- _What to do_:
Could you copy out all of the records below exactly, leaving out every picture?
(Information given)
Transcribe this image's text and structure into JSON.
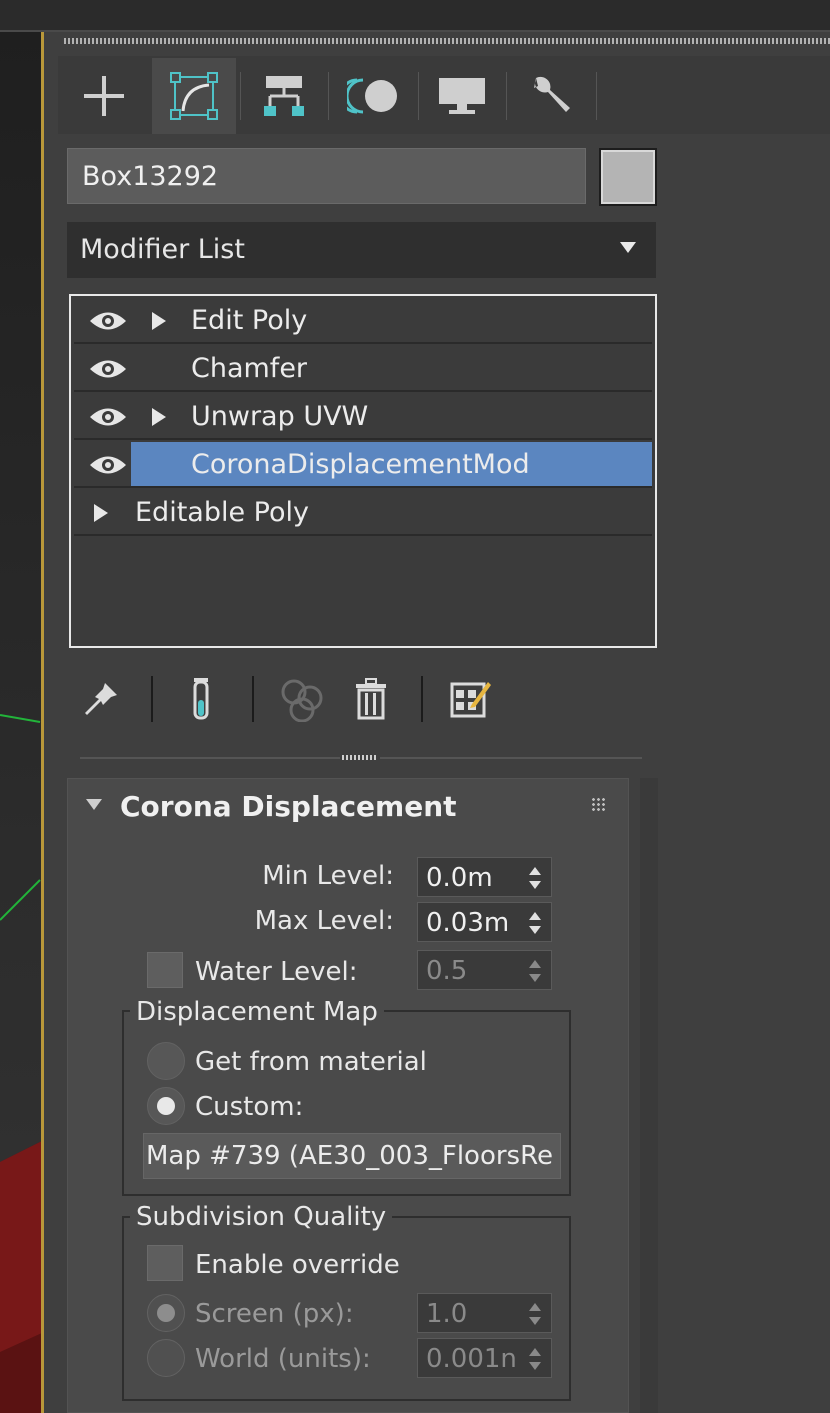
{
  "tabs": [
    {
      "name": "create",
      "active": false
    },
    {
      "name": "modify",
      "active": true
    },
    {
      "name": "hierarchy",
      "active": false
    },
    {
      "name": "motion",
      "active": false
    },
    {
      "name": "display",
      "active": false
    },
    {
      "name": "utilities",
      "active": false
    }
  ],
  "object": {
    "name": "Box13292",
    "color": "#b4b4b4"
  },
  "modifier_list": {
    "label": "Modifier List"
  },
  "stack": {
    "items": [
      {
        "label": "Edit Poly",
        "eye": true,
        "expandable": true,
        "selected": false
      },
      {
        "label": "Chamfer",
        "eye": true,
        "expandable": false,
        "selected": false
      },
      {
        "label": "Unwrap UVW",
        "eye": true,
        "expandable": true,
        "selected": false
      },
      {
        "label": "CoronaDisplacementMod",
        "eye": true,
        "expandable": false,
        "selected": true
      },
      {
        "label": "Editable Poly",
        "eye": false,
        "expandable": true,
        "selected": false
      }
    ]
  },
  "toolbar": [
    "pin-icon",
    "show-end-result-icon",
    "make-unique-icon",
    "remove-modifier-icon",
    "configure-modifier-sets-icon"
  ],
  "rollout": {
    "title": "Corona Displacement",
    "min_level": {
      "label": "Min Level:",
      "value": "0.0m"
    },
    "max_level": {
      "label": "Max Level:",
      "value": "0.03m"
    },
    "water_level": {
      "label": "Water Level:",
      "value": "0.5",
      "checked": false,
      "enabled": false
    },
    "displacement_map": {
      "group_label": "Displacement Map",
      "get_from_material": "Get from material",
      "custom": "Custom:",
      "selected": "custom",
      "map_button": "Map #739 (AE30_003_FloorsRe"
    },
    "subdivision_quality": {
      "group_label": "Subdivision Quality",
      "enable_override": "Enable override",
      "enable_checked": false,
      "screen": {
        "label": "Screen (px):",
        "value": "1.0"
      },
      "world": {
        "label": "World (units):",
        "value": "0.001n"
      },
      "selected": "screen"
    }
  },
  "colors": {
    "accent_selection": "#5b86c0",
    "viewport_border": "#b9983a",
    "teal_icon": "#4fc3c8"
  }
}
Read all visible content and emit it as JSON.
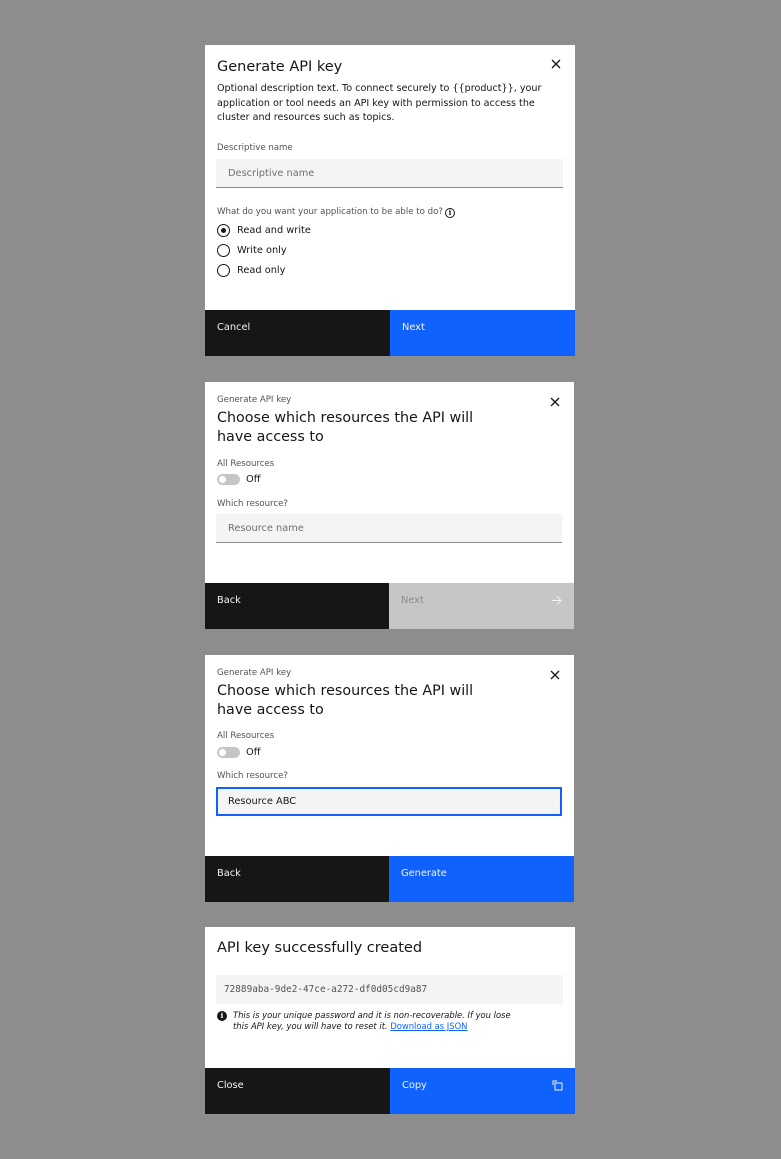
{
  "modal1": {
    "title": "Generate API key",
    "description": "Optional description text. To connect securely to {{product}}, your application or tool needs an API key with permission to access the cluster and resources such as topics.",
    "name_label": "Descriptive name",
    "name_placeholder": "Descriptive name",
    "permission_question": "What do you want your application to be able to do?",
    "options": [
      {
        "label": "Read and write",
        "checked": true
      },
      {
        "label": "Write only",
        "checked": false
      },
      {
        "label": "Read only",
        "checked": false
      }
    ],
    "cancel_label": "Cancel",
    "next_label": "Next",
    "info_icon": "i"
  },
  "modal2": {
    "eyebrow": "Generate API key",
    "heading": "Choose which resources the API will have access to",
    "all_resources_label": "All Resources",
    "toggle_state": "Off",
    "resource_label": "Which resource?",
    "resource_placeholder": "Resource name",
    "back_label": "Back",
    "next_label": "Next"
  },
  "modal3": {
    "eyebrow": "Generate API key",
    "heading": "Choose which resources the API will have access to",
    "all_resources_label": "All Resources",
    "toggle_state": "Off",
    "resource_label": "Which resource?",
    "resource_value": "Resource ABC",
    "back_label": "Back",
    "generate_label": "Generate"
  },
  "modal4": {
    "title": "API key successfully created",
    "api_key": "72889aba-9de2-47ce-a272-df0d05cd9a87",
    "note_text": "This is your unique password and it is non-recoverable. If you lose this API key, you will have to reset it.",
    "download_link": "Download as JSON",
    "close_label": "Close",
    "copy_label": "Copy",
    "info_icon": "i"
  },
  "colors": {
    "primary": "#0f62fe",
    "secondary": "#161616",
    "disabled": "#c6c6c6",
    "backdrop": "#8d8d8d"
  }
}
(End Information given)
- _Solution to the exercise_:
Transcribe this image's text and structure into JSON.
{
  "tabs": [
    {
      "name": "create",
      "active": false
    },
    {
      "name": "modify",
      "active": true
    },
    {
      "name": "hierarchy",
      "active": false
    },
    {
      "name": "motion",
      "active": false
    },
    {
      "name": "display",
      "active": false
    },
    {
      "name": "utilities",
      "active": false
    }
  ],
  "object": {
    "name": "Box13292",
    "color": "#b4b4b4"
  },
  "modifier_list": {
    "label": "Modifier List"
  },
  "stack": {
    "items": [
      {
        "label": "Edit Poly",
        "eye": true,
        "expandable": true,
        "selected": false
      },
      {
        "label": "Chamfer",
        "eye": true,
        "expandable": false,
        "selected": false
      },
      {
        "label": "Unwrap UVW",
        "eye": true,
        "expandable": true,
        "selected": false
      },
      {
        "label": "CoronaDisplacementMod",
        "eye": true,
        "expandable": false,
        "selected": true
      },
      {
        "label": "Editable Poly",
        "eye": false,
        "expandable": true,
        "selected": false
      }
    ]
  },
  "toolbar": [
    "pin-icon",
    "show-end-result-icon",
    "make-unique-icon",
    "remove-modifier-icon",
    "configure-modifier-sets-icon"
  ],
  "rollout": {
    "title": "Corona Displacement",
    "min_level": {
      "label": "Min Level:",
      "value": "0.0m"
    },
    "max_level": {
      "label": "Max Level:",
      "value": "0.03m"
    },
    "water_level": {
      "label": "Water Level:",
      "value": "0.5",
      "checked": false,
      "enabled": false
    },
    "displacement_map": {
      "group_label": "Displacement Map",
      "get_from_material": "Get from material",
      "custom": "Custom:",
      "selected": "custom",
      "map_button": "Map #739 (AE30_003_FloorsRe"
    },
    "subdivision_quality": {
      "group_label": "Subdivision Quality",
      "enable_override": "Enable override",
      "enable_checked": false,
      "screen": {
        "label": "Screen (px):",
        "value": "1.0"
      },
      "world": {
        "label": "World (units):",
        "value": "0.001n"
      },
      "selected": "screen"
    }
  },
  "colors": {
    "accent_selection": "#5b86c0",
    "viewport_border": "#b9983a",
    "teal_icon": "#4fc3c8"
  }
}
Read all visible content and emit it as JSON.
{
  "modal1": {
    "title": "Generate API key",
    "description": "Optional description text. To connect securely to {{product}}, your application or tool needs an API key with permission to access the cluster and resources such as topics.",
    "name_label": "Descriptive name",
    "name_placeholder": "Descriptive name",
    "permission_question": "What do you want your application to be able to do?",
    "options": [
      {
        "label": "Read and write",
        "checked": true
      },
      {
        "label": "Write only",
        "checked": false
      },
      {
        "label": "Read only",
        "checked": false
      }
    ],
    "cancel_label": "Cancel",
    "next_label": "Next",
    "info_icon": "i"
  },
  "modal2": {
    "eyebrow": "Generate API key",
    "heading": "Choose which resources the API will have access to",
    "all_resources_label": "All Resources",
    "toggle_state": "Off",
    "resource_label": "Which resource?",
    "resource_placeholder": "Resource name",
    "back_label": "Back",
    "next_label": "Next"
  },
  "modal3": {
    "eyebrow": "Generate API key",
    "heading": "Choose which resources the API will have access to",
    "all_resources_label": "All Resources",
    "toggle_state": "Off",
    "resource_label": "Which resource?",
    "resource_value": "Resource ABC",
    "back_label": "Back",
    "generate_label": "Generate"
  },
  "modal4": {
    "title": "API key successfully created",
    "api_key": "72889aba-9de2-47ce-a272-df0d05cd9a87",
    "note_text": "This is your unique password and it is non-recoverable. If you lose this API key, you will have to reset it.",
    "download_link": "Download as JSON",
    "close_label": "Close",
    "copy_label": "Copy",
    "info_icon": "i"
  },
  "colors": {
    "primary": "#0f62fe",
    "secondary": "#161616",
    "disabled": "#c6c6c6",
    "backdrop": "#8d8d8d"
  }
}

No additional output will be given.